Carr discusses contract negotiations with Raiders: 'These things take time'

Carr discusses contract negotiations with Raiders: 'These things take time'

Raiders general Reggie McKenzie plans to extend quarterback Derek Carr’s contract this offseason. That isn’t a new thing, something that has been in the works for some time. He re-affirmed that fact last week, citing his team’s commitment to work out a long-term deal likely the biggest in franchise history.

Carr was reportedly frustrated with the pace of contract talks after the NFL draft – they’re supposed to heat up this spring and summer – but said he believes a deal will get worked out before training camp begins.

That’s his deadline for an offseason deal, the point where he wants focus honed on football.

“I have an agent who is in charge of that and I am confident that he and Mr. (Reggie) McKenzie will work it out,” Carr, a Fresno State alum, told the Fresno Bee. “I am only focused on becoming a better football player and helping my teammates become better players.

“I have complete faith it will get done before training camp. These things take time. The Raiders know I want to be here; this is my family, and I know they want me to be their quarterback.”

The sides have discussed parameters of a long-term deal, with greater specifics to be ironed out in the future. Carr has long said he wants to be a Raider his entire career. The Raiders want him as the public face of their franchise. A new deal is expected by all parties, a sentiment that has never wavered on either side.

Carr is scheduled to make a $977,519 in base salary in 2017, the final year of his rookie contract.

Raiders offseason program intensifies as OTA sessions begin

Raiders offseason program intensifies as OTA sessions begin

The Raiders offseason program is five weeks old. Players have lifted weights. They’ve improved cardiovascular shape. They’ve done drills in position groups and discussed schematics. They’ve added rookies to a group now 90 strong.

On Monday, they can finally put on helmets. They still can’t wear pads or have full contact, but the Raiders can play 11-on-11. Receivers will be covered. Quarterback Derek Carr will throw into traffic. Generally speaking, the competition cranks up a bit.

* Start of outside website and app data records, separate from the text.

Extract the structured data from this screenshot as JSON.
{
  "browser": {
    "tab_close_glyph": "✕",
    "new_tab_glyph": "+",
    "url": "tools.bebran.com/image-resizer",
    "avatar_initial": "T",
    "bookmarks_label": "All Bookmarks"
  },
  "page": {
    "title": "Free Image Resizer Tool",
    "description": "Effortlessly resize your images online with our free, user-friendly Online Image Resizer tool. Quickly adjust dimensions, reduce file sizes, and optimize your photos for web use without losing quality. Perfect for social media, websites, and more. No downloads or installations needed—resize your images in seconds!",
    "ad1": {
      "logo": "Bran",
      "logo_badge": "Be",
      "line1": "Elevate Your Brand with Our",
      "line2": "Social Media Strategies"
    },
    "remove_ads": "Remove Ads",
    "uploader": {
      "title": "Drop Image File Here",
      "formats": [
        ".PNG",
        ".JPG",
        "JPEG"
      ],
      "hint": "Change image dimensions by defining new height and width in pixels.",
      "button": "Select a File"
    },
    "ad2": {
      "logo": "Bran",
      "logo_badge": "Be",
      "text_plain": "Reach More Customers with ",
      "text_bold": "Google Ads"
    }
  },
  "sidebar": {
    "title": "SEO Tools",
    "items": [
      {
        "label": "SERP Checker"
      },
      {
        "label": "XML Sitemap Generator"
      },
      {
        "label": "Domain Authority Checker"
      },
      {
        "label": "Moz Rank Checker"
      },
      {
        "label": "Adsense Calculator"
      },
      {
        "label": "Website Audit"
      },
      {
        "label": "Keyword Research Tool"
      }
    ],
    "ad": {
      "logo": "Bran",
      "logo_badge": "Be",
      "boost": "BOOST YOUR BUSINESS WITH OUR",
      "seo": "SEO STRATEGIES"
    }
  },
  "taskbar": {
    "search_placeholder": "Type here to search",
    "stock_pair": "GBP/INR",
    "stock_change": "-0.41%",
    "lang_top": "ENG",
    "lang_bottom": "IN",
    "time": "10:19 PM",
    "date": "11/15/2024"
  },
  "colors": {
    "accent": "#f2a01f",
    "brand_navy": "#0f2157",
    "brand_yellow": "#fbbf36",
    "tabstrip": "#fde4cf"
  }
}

The NFL collective bargaining agreement has strict mandates regarding offseason activity, and a period formally called “Phase III” allows for more realistic on-field football work.

The Raiders will conduct 10 OTA sessions over the next three weeks. The media can watch three of them. Tuesday is the first, with another in each of the next two weeks. These sessions are technically voluntary, though the Raiders generally hover around perfect attendance. Head coach Jack Del Rio prefers his team be unified in the offseason. Players know it and show up.

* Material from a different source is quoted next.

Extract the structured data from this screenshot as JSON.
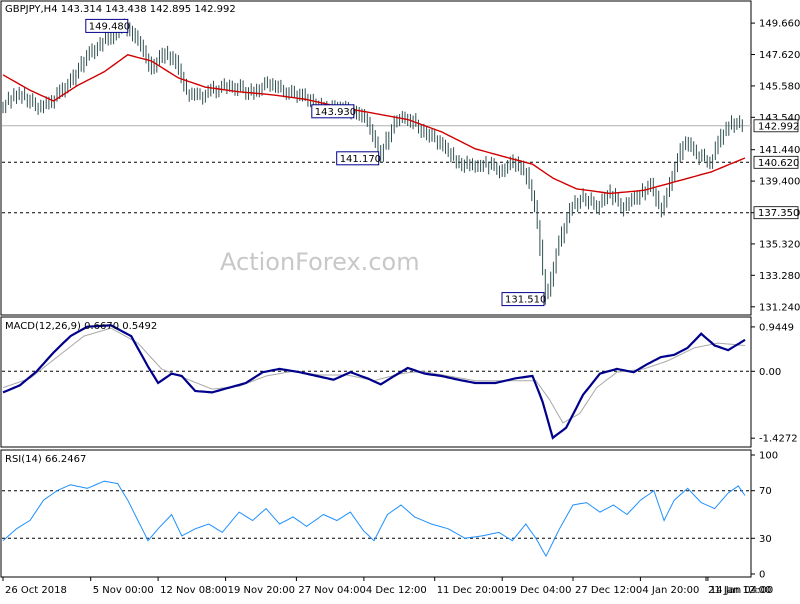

There is a mandatory minicamp from June 13-15 which wraps the offseason program and starts a quiet period that extends until training camp begins in late July.

These OTAs offer an opportunity for new players to learn the system, for adjustments to be made and for chemistry to be built heading into a 2017 season where expectations are high.